Hurrah! The sun is shining, the flowers are blooming and it’s finally warm enough to officially declare it “grilling season.” I wait for this moment all winter. There’s nothing better than preparing a simple meal of protein and vegetables and tossing it all over glowing charcoal chunks. My family loves the way grilled food tastes, and I love the way it keeps my kitchen relatively clean. It’s a win-win.
Of course, the kitchen only stays clean if the meal is indeed simple, which isn’t that hard to achieve on the grill. For me, the simplest preparations seem to shine best when grilled. Butterflied chicken, seasoned with salt, pepper and a sprinkling of ground ancho chiles, pork chops that have been briefly soaking in a salt and maple syrup brine, or shrimp, tossed in a little fresh lemon juice and olive oil, are all frequently found sizzling away on the grill.
I find I eat red meat more often in the summer, probably because steak is one of our favorite things to cook outside. There’s something so satisfying about a perfectly grilled steak. In fact, it’s so satisfying that one thick slice is all I ever want. I usually cook a thick steak, then slice it and divide it among two or three other people alongside a big serving of grilled vegetables or salad. No one walks away hungry.
I know it feels good to plop a whole steak on everyone’s plate, but sharing it makes sense on several levels. The obvious plus is that it’s healthier to keep your portions small. Nearly as important, though, are the economic and gastronomic benefits. After all, if you don’t feel obligated to feed everyone their own steak, you save money, though I find I end up spending some of those savings when I upgrade the cut of meat I’m buying.
Ribeye is widely thought to be one of the best steaks to grill, but it’s definitely not the cheapest, so getting 3 pounds of it for a family of four is not only excessive, but also expensive. I buy one 1½-inch-thick steak, cook it to a perfect medium-rare and cut it into ½-inch slices. My favorite “sauce” is just a drizzle of good olive oil and squeeze of lemon juice.
Here are a few tips to ensure that your grilled steak is perfect every time:
Bring it to room temperature. It’s widely understood among restaurant chefs that letting meat come to room temperature before cooking helps it cook more evenly.
Salting is key.
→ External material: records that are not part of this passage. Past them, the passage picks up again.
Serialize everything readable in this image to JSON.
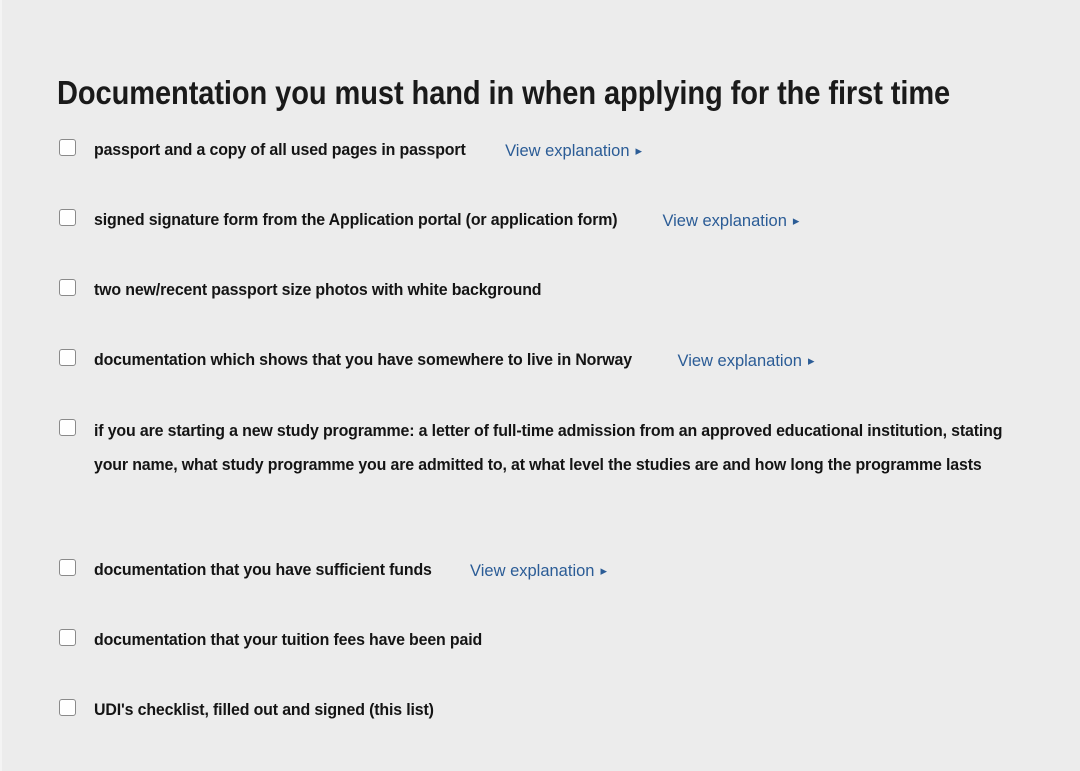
{
  "page": {
    "background_color": "#ececec",
    "title": "Documentation you must hand in when applying for the first time"
  },
  "link_label": "View explanation",
  "link_caret": "▸",
  "link_color": "#2b5c96",
  "checklist": {
    "items": [
      {
        "label": "passport and a copy of all used pages in passport",
        "has_link": true,
        "checked": false,
        "multiline": false
      },
      {
        "label": "signed signature form from the Application portal (or application form)",
        "has_link": true,
        "checked": false,
        "multiline": false
      },
      {
        "label": "two new/recent passport size photos with white background",
        "has_link": false,
        "checked": false,
        "multiline": false
      },
      {
        "label": "documentation which shows that you have somewhere to live in Norway",
        "has_link": true,
        "checked": false,
        "multiline": false
      },
      {
        "label": "if you are starting a new study programme: a letter of full-time admission from an approved educational institution, stating your name, what study programme you are admitted to, at what level the studies are and how long the programme lasts",
        "has_link": false,
        "checked": false,
        "multiline": true
      },
      {
        "label": "documentation that you have sufficient funds",
        "has_link": true,
        "checked": false,
        "multiline": false
      },
      {
        "label": "documentation that your tuition fees have been paid",
        "has_link": false,
        "checked": false,
        "multiline": false
      },
      {
        "label": "UDI's checklist, filled out and signed (this list)",
        "has_link": false,
        "checked": false,
        "multiline": false
      }
    ]
  }
}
There are two philosophies when it comes to properly seasoning your steak: Season it early or season it at the last moment. I prefer the former. Salting a steak 30 to 60 minutes before cooking gives the steak a chance to absorb it, which helps the cells retain water, guaranteeing flavorful, juicy meat. But make sure to pat the meat dry with paper towels before grilling, as the salt causes juices to accumulate on the steak. A wet steak won’t brown well.
Use a thermometer. When it comes to doneness, don’t guess. Do yourself a favor and buy a good instant-read thermometer. You won’t regret it.
Let it rest. Always give your cooked steak at least 5 minutes, preferably 10, to rest before you cut into it. This lets the fibers relax and juices spread. I know it’s not easy, but patience is a virtue in the game of protein perfection.
Italian Grilled Steak
Note: The Italians have perfected the art of perfectly grilled steak. This one is seasoned with a bit a garlic and rosemary, but rest assured, it tastes terrific with just salt and pepper, too. From Meredith Deeds.
• 1 (1 1⁄2 in.-thick) ribeye steak (about 1 1/4 lb.)
• 1/2 tsp. salt, divided
• 2 tbsp. extra-virgin olive oil, divided
• 2 tsp. minced fresh rosemary
• 1 garlic clove, minced
• 1/4 tsp. freshly ground black pepper
• Lemon wedges, for serving
Season steak with 1/4 teaspoon salt and let it sit at room temperature for 1 hour. In a small bowl, combine 1 tablespoon oil, rosemary, garlic and remaining 1/4 teaspoon salt and pepper. Set aside.
Heat a charcoal grill or set a gas grill to high; bank coals or turn off burner on one side. Brush the rosemary-garlic oil on both sides of the steak. Place on the hottest part of grill, flipping once, until browned, 4 to 6 minutes. Cook to desired doneness, another 4 to 6 minutes for medium-rare, or until an instant-read thermometer reads 125 degrees. If the outside starts to burn before the steak is fully cooked, move the meat to the cooler side of the grill until done.
Let steaks rest 5 to 10 minutes; cut into 1/2-inch slices against the grain. Drizzle the steak with the remaining 1 tablespoon oil, and serve with lemon wedges on the side.
Nutrition information per serving:
Calories 290 Carbohydrates 0 g Protein 34 g Fat 17 g Saturated fat 5 g Cholesterol 100 mg Sodium 340 mg
Total sugars 0 g
Dietary fiber 0 g
Exchanges per serving: 5 lean protein, 1 ½ fat.
Meredith Deeds is a cookbook author and food writer from Edina. Reach her at firstname.lastname@example.org. Follow her on Twitter at @meredithdeeds.